Excerpted records section start

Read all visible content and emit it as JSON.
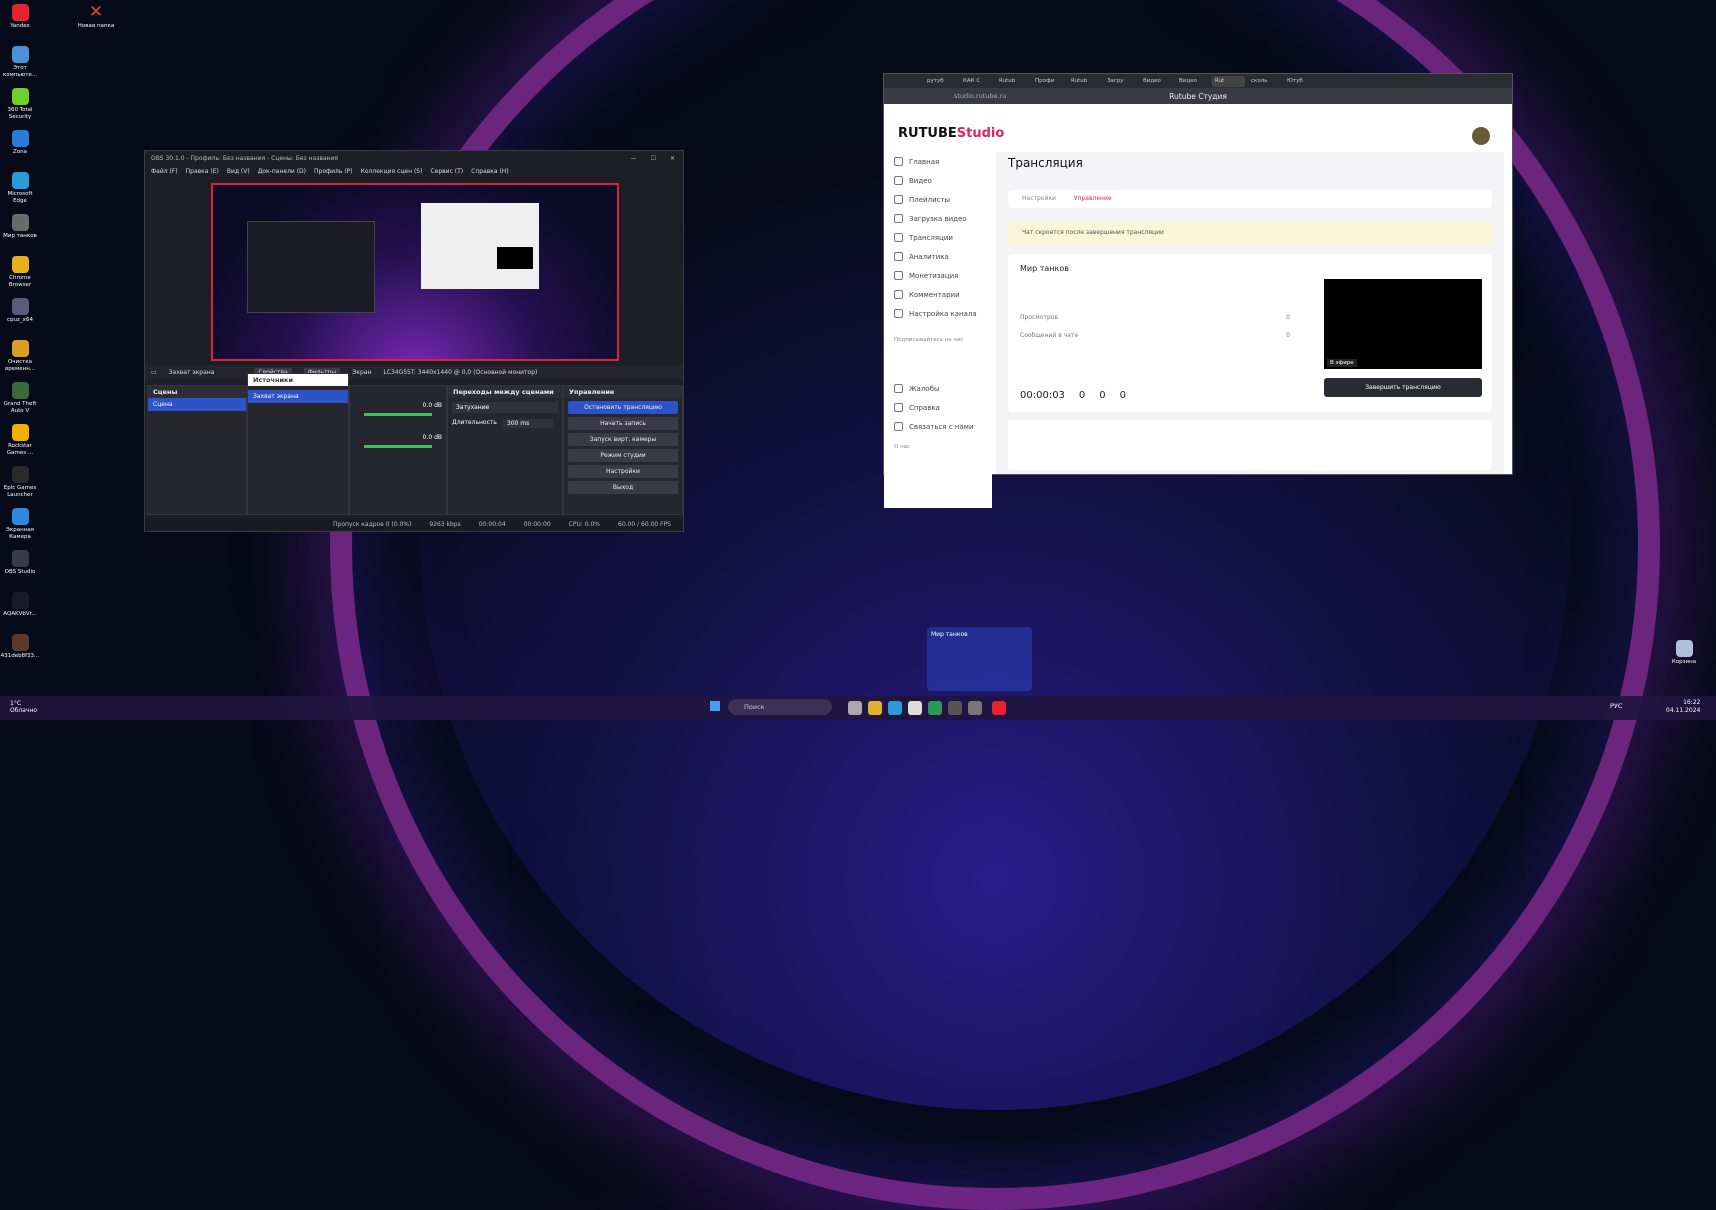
{
  "desktop": {
    "icons": [
      {
        "label": "Yandex",
        "color": "#e8222e"
      },
      {
        "label": "Этот компьюте...",
        "color": "#4a8fd8"
      },
      {
        "label": "360 Total Security",
        "color": "#6fcf2f"
      },
      {
        "label": "Zona",
        "color": "#2a7bd8"
      },
      {
        "label": "Microsoft Edge",
        "color": "#2b9ad8"
      },
      {
        "label": "Мир танков",
        "color": "#6a6a6a"
      },
      {
        "label": "Chrome Browser",
        "color": "#e8b020"
      },
      {
        "label": "cpuz_x64",
        "color": "#5a5a7a"
      },
      {
        "label": "Очистка временн...",
        "color": "#d8a020"
      },
      {
        "label": "Grand Theft Auto V",
        "color": "#3a6a3a"
      },
      {
        "label": "Rockstar Games ...",
        "color": "#f0b000"
      },
      {
        "label": "Epic Games Launcher",
        "color": "#2a2a2a"
      },
      {
        "label": "Экранная Камера",
        "color": "#2a8ae0"
      },
      {
        "label": "OBS Studio",
        "color": "#3a3a4a"
      },
      {
        "label": "AQAKVbVr...",
        "color": "#1a1a2a"
      },
      {
        "label": "431deb8f33...",
        "color": "#5a3a2a"
      }
    ],
    "top_folder": "Новая папка",
    "recycle": "Корзина"
  },
  "obs": {
    "title": "OBS 30.1.0 - Профиль: Без названия - Сцены: Без названия",
    "menu": [
      "Файл (F)",
      "Правка (E)",
      "Вид (V)",
      "Док-панели (D)",
      "Профиль (P)",
      "Коллекция сцен (S)",
      "Сервис (T)",
      "Справка (H)"
    ],
    "source_bar": {
      "name": "Захват экрана",
      "props": "Свойства",
      "filters": "Фильтры",
      "screen_label": "Экран",
      "screen_value": "LC34G55T: 3440x1440 @ 0,0 (Основной монитор)"
    },
    "scenes": {
      "header": "Сцены",
      "items": [
        "Сцена"
      ]
    },
    "sources": {
      "header": "Источники",
      "items": [
        "Захват экрана"
      ]
    },
    "mixer": {
      "db1": "0.0 dB",
      "db2": "0.0 dB"
    },
    "transitions": {
      "header": "Переходы между сценами",
      "type": "Затухание",
      "duration_label": "Длительность",
      "duration": "300 ms"
    },
    "controls": {
      "header": "Управление",
      "buttons": [
        "Остановить трансляцию",
        "Начать запись",
        "Запуск вирт. камеры",
        "Режим студии",
        "Настройки",
        "Выход"
      ]
    },
    "status": {
      "dropped": "Пропуск кадров 0 (0.0%)",
      "bitrate": "9263 kbps",
      "live": "00:00:04",
      "rec": "00:00:00",
      "cpu": "CPU: 0.0%",
      "fps": "60.00 / 60.00 FPS"
    }
  },
  "browser": {
    "tabs": [
      "рутуб",
      "КАК С",
      "Rutub",
      "Профи",
      "Rutub",
      "Загру",
      "Видео",
      "Видео",
      "Rut",
      "сколь",
      "Ютуб"
    ],
    "url": "studio.rutube.ru",
    "page_title": "Rutube Студия",
    "logo": "RUTUBE",
    "logo_suffix": "Studio",
    "nav": [
      "Главная",
      "Видео",
      "Плейлисты",
      "Загрузка видео",
      "Трансляции",
      "Аналитика",
      "Монетизация",
      "Комментарии",
      "Настройка канала"
    ],
    "subscribe_label": "Подписывайтесь на нас",
    "nav2": [
      "Жалобы",
      "Справка",
      "Связаться с нами"
    ],
    "bottom_label": "О нас",
    "heading": "Трансляция",
    "subtabs": [
      "Настройки",
      "Управление"
    ],
    "notice": "Чат скроется после завершения трансляции",
    "stream_name": "Мир танков",
    "stats": [
      {
        "label": "Просмотров",
        "value": "0"
      },
      {
        "label": "Сообщений в чате",
        "value": "0"
      }
    ],
    "live_badge": "В эфире",
    "timer": "00:00:03",
    "viewers": "0",
    "likes": "0",
    "comments": "0",
    "end_button": "Завершить трансляцию"
  },
  "taskbar": {
    "weather_temp": "1°C",
    "weather_text": "Облачно",
    "search": "Поиск",
    "lang": "РУС",
    "time": "16:22",
    "date": "04.11.2024",
    "preview_title": "Мир танков"
  }
}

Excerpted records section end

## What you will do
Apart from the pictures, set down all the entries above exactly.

## Task solution
Read all visible content and emit it as JSON.
{
  "desktop": {
    "icons": [
      {
        "label": "Yandex",
        "color": "#e8222e"
      },
      {
        "label": "Этот компьюте...",
        "color": "#4a8fd8"
      },
      {
        "label": "360 Total Security",
        "color": "#6fcf2f"
      },
      {
        "label": "Zona",
        "color": "#2a7bd8"
      },
      {
        "label": "Microsoft Edge",
        "color": "#2b9ad8"
      },
      {
        "label": "Мир танков",
        "color": "#6a6a6a"
      },
      {
        "label": "Chrome Browser",
        "color": "#e8b020"
      },
      {
        "label": "cpuz_x64",
        "color": "#5a5a7a"
      },
      {
        "label": "Очистка временн...",
        "color": "#d8a020"
      },
      {
        "label": "Grand Theft Auto V",
        "color": "#3a6a3a"
      },
      {
        "label": "Rockstar Games ...",
        "color": "#f0b000"
      },
      {
        "label": "Epic Games Launcher",
        "color": "#2a2a2a"
      },
      {
        "label": "Экранная Камера",
        "color": "#2a8ae0"
      },
      {
        "label": "OBS Studio",
        "color": "#3a3a4a"
      },
      {
        "label": "AQAKVbVr...",
        "color": "#1a1a2a"
      },
      {
        "label": "431deb8f33...",
        "color": "#5a3a2a"
      }
    ],
    "top_folder": "Новая папка",
    "recycle": "Корзина"
  },
  "obs": {
    "title": "OBS 30.1.0 - Профиль: Без названия - Сцены: Без названия",
    "menu": [
      "Файл (F)",
      "Правка (E)",
      "Вид (V)",
      "Док-панели (D)",
      "Профиль (P)",
      "Коллекция сцен (S)",
      "Сервис (T)",
      "Справка (H)"
    ],
    "source_bar": {
      "name": "Захват экрана",
      "props": "Свойства",
      "filters": "Фильтры",
      "screen_label": "Экран",
      "screen_value": "LC34G55T: 3440x1440 @ 0,0 (Основной монитор)"
    },
    "scenes": {
      "header": "Сцены",
      "items": [
        "Сцена"
      ]
    },
    "sources": {
      "header": "Источники",
      "items": [
        "Захват экрана"
      ]
    },
    "mixer": {
      "db1": "0.0 dB",
      "db2": "0.0 dB"
    },
    "transitions": {
      "header": "Переходы между сценами",
      "type": "Затухание",
      "duration_label": "Длительность",
      "duration": "300 ms"
    },
    "controls": {
      "header": "Управление",
      "buttons": [
        "Остановить трансляцию",
        "Начать запись",
        "Запуск вирт. камеры",
        "Режим студии",
        "Настройки",
        "Выход"
      ]
    },
    "status": {
      "dropped": "Пропуск кадров 0 (0.0%)",
      "bitrate": "9263 kbps",
      "live": "00:00:04",
      "rec": "00:00:00",
      "cpu": "CPU: 0.0%",
      "fps": "60.00 / 60.00 FPS"
    }
  },
  "browser": {
    "tabs": [
      "рутуб",
      "КАК С",
      "Rutub",
      "Профи",
      "Rutub",
      "Загру",
      "Видео",
      "Видео",
      "Rut",
      "сколь",
      "Ютуб"
    ],
    "url": "studio.rutube.ru",
    "page_title": "Rutube Студия",
    "logo": "RUTUBE",
    "logo_suffix": "Studio",
    "nav": [
      "Главная",
      "Видео",
      "Плейлисты",
      "Загрузка видео",
      "Трансляции",
      "Аналитика",
      "Монетизация",
      "Комментарии",
      "Настройка канала"
    ],
    "subscribe_label": "Подписывайтесь на нас",
    "nav2": [
      "Жалобы",
      "Справка",
      "Связаться с нами"
    ],
    "bottom_label": "О нас",
    "heading": "Трансляция",
    "subtabs": [
      "Настройки",
      "Управление"
    ],
    "notice": "Чат скроется после завершения трансляции",
    "stream_name": "Мир танков",
    "stats": [
      {
        "label": "Просмотров",
        "value": "0"
      },
      {
        "label": "Сообщений в чате",
        "value": "0"
      }
    ],
    "live_badge": "В эфире",
    "timer": "00:00:03",
    "viewers": "0",
    "likes": "0",
    "comments": "0",
    "end_button": "Завершить трансляцию"
  },
  "taskbar": {
    "weather_temp": "1°C",
    "weather_text": "Облачно",
    "search": "Поиск",
    "lang": "РУС",
    "time": "16:22",
    "date": "04.11.2024",
    "preview_title": "Мир танков"
  }
}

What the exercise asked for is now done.